What mechs are trying to avoid is taking damage from minions. The minions are ant-like in their ubiquity and frailty – expect to place dozens in some missions as they relentlessly respawn, then remove just as many as you stomp, burn, slash and explode through them.
If the minions, which all move at the end of the players’ turns, do catch up with one of the robots, they will deal random damage cards. These can be temporary annoyances (ie. swap two of your programming slots) or permanent handicaps that require repairing to overcome (such as forcing you to draw the top card of your deck and execute the move, messing up a carefully-planned routine). Taking damage mainly results in increasingly erratic behaviour from the mechs (the luck of dice often comes into play), which makes it harder to complete objectives but raises plenty of real-life laughs as they spin out of control.
Although the deck of command cards is shared by all four players, the mechs feel distinctive thanks to unique one-time-use abilities activated by dispatching a certain number of enemies – the final level requires 75 kills, to give you an idea of just how many you’ll be sending to meet their minion maker. As the number of available schematics increases, players can choose any two to take with them – adding another layer of variability to each mission. The powers feel genuinely useful and diverse, with some providing the chance to repair damage and others expanding the range of offensive moves.
Mechs vs Minions’ campaign lasts for 10 missions, making a whole playthrough around 10 to 20 hours depending on your group, but – like in a video game – a hard mode unlocks upon completion, encouraging a second playthrough.
Plus, while the envelopes and evolving ruleset are reminiscent of legacy games, there’s not quite the same sense of a one-way progression, meaning you can easily opt to replay scenarios you’ve already finished if you feel so inclined.
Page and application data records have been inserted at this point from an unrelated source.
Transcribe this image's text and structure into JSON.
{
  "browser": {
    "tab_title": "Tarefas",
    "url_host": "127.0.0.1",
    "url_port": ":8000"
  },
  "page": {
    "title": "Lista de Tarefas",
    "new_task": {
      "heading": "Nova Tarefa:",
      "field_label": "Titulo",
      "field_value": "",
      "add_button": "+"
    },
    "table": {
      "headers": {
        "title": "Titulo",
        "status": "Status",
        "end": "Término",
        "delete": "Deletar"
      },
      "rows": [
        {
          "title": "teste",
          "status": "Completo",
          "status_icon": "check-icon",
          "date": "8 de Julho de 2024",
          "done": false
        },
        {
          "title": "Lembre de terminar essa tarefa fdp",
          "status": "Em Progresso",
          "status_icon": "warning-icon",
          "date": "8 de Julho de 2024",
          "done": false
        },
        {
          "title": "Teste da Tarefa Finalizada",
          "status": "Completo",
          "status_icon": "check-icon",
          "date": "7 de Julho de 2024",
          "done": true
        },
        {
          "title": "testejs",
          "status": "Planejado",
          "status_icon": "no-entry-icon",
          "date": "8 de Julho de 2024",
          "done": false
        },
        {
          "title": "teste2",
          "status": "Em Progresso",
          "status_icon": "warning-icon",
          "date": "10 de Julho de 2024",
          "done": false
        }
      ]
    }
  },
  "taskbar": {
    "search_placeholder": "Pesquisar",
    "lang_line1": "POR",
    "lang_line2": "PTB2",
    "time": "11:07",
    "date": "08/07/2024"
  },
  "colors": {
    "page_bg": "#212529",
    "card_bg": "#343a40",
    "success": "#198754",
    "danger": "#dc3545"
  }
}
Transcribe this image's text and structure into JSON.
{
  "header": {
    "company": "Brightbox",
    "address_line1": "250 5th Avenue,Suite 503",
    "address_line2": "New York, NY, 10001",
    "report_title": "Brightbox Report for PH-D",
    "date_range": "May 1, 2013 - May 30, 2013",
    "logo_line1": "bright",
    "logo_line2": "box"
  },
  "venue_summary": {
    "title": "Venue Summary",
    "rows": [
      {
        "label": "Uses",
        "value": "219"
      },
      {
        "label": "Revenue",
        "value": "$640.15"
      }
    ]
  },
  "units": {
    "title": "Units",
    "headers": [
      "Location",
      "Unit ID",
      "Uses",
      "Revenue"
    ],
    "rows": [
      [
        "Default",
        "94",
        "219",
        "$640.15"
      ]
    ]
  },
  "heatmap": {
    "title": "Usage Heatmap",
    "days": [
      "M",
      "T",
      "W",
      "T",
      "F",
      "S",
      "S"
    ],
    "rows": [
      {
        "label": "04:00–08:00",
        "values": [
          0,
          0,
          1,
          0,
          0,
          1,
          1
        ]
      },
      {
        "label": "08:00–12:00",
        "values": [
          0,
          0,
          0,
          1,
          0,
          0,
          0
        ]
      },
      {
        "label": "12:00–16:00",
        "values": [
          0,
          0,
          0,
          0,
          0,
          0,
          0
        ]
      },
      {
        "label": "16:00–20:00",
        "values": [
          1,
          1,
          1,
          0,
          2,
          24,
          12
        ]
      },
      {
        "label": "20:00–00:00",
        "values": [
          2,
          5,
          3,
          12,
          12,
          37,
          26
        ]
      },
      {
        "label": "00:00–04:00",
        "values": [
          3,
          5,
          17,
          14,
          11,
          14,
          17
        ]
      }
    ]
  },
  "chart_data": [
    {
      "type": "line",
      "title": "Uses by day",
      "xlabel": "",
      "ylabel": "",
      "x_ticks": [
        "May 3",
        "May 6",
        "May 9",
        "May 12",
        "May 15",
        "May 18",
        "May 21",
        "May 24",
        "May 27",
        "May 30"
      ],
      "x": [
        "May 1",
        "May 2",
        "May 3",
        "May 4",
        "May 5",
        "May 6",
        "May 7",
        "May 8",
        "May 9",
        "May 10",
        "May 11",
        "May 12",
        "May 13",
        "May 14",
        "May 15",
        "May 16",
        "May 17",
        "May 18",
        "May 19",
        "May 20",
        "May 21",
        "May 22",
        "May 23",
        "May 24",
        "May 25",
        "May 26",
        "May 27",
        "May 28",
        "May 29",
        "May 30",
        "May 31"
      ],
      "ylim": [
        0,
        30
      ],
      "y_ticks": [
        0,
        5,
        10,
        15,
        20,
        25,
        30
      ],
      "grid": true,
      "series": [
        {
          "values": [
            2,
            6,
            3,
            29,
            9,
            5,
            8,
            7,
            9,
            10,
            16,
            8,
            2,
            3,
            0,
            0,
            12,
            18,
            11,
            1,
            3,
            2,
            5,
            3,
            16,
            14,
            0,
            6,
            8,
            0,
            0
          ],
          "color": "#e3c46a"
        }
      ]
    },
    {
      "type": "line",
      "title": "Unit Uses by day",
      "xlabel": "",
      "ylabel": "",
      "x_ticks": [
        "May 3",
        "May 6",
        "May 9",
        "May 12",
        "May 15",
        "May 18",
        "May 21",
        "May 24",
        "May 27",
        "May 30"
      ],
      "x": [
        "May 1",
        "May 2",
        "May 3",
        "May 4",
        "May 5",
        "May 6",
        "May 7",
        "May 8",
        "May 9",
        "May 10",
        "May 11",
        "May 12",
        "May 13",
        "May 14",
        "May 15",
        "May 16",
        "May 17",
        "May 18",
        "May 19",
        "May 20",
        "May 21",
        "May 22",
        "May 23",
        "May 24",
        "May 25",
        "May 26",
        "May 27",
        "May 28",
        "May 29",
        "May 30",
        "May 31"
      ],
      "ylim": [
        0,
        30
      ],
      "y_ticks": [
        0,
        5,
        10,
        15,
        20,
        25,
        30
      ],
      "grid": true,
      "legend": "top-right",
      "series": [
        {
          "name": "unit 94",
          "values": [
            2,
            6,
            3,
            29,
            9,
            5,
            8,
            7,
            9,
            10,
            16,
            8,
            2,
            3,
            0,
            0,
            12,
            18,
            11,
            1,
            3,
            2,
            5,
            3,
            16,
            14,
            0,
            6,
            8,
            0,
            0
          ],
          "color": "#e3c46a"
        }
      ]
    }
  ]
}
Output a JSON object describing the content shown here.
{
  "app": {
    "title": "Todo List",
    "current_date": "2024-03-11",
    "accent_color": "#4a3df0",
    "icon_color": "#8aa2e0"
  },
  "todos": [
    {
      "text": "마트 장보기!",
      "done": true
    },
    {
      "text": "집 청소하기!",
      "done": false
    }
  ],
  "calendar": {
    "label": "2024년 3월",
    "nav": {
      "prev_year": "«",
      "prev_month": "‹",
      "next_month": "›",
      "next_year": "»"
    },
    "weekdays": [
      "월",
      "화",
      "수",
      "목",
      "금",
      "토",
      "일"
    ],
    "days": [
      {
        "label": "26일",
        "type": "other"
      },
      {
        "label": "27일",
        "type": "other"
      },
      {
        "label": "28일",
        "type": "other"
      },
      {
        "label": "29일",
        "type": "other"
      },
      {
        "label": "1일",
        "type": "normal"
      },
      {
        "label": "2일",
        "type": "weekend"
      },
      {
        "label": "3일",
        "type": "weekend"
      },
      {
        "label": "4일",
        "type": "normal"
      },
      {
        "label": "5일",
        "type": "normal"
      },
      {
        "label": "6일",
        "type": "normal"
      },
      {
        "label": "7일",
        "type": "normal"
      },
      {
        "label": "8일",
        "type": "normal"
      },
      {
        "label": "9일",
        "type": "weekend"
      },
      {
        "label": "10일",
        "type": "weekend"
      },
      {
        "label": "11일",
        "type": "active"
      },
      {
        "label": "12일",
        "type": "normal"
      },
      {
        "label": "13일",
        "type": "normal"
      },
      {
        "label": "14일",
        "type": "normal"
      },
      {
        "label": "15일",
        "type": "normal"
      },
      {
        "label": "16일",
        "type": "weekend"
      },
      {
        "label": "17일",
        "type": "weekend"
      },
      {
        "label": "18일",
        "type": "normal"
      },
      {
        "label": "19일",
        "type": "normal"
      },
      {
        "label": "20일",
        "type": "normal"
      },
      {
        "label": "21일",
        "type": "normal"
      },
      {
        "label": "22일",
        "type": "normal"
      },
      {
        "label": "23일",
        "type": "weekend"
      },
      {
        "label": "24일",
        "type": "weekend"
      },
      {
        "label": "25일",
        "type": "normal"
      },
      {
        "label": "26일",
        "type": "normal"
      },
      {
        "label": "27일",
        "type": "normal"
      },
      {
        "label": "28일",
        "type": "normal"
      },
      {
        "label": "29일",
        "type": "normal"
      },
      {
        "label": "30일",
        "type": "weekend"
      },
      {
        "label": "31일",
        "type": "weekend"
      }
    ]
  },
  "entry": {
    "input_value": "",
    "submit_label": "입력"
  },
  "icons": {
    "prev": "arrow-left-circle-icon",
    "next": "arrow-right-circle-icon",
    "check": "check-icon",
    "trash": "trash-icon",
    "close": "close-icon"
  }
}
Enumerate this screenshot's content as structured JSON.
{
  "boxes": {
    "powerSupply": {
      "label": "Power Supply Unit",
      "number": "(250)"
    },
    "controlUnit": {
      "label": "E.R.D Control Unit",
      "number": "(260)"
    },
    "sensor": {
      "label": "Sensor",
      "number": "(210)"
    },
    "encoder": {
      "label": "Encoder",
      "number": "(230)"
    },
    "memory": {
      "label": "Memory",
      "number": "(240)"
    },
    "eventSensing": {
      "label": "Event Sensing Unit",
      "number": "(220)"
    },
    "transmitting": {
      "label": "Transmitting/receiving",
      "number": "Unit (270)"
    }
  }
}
Actually, the components included in the box are flexible enough to support different objective formats that it’s not hard to imagine fan-made custom missions being simple to implement – or you could just try picking some of your favourite elements and smashing them together.
As someone who had dipped their toe into Riot’s video game work and was left cold, I approached Mechs vs Minions with no shortage of trepidation. What I discovered is a game that stands alone as an elegantly crafted creation in every regard, from the exceptional physical components through to the refined card-programming mechanics and captivating narrative flow and variation from mission to mission.
Mechs vs Minions is a joy to look at, a delight to play and a co-operative experience that will stay with you long after you pack it away – assuming you resist the urge to just keep playing and playing, that is. Who could blame you, when the experience is this good?
Mechs vs Minions is everything a board game should be: a pleasure to look at and handle, mechanically gripping, easy to understand, thematically inviting and never frustrating or boring. Every element has clearly been made with care and results in a standout experience on the tabletop – regardless of your feelings or interest in League of Legends.
Publisher: Riot Games
Genre: Co-op programming
Time: 60-90 minutes
This review originally appeared in the April/May 2017 issue of Tabletop Gaming. Pick up the latest issue of the UK's fastest-growing gaming magazine in print or digital here – or subscribe to make sure you never miss another issue.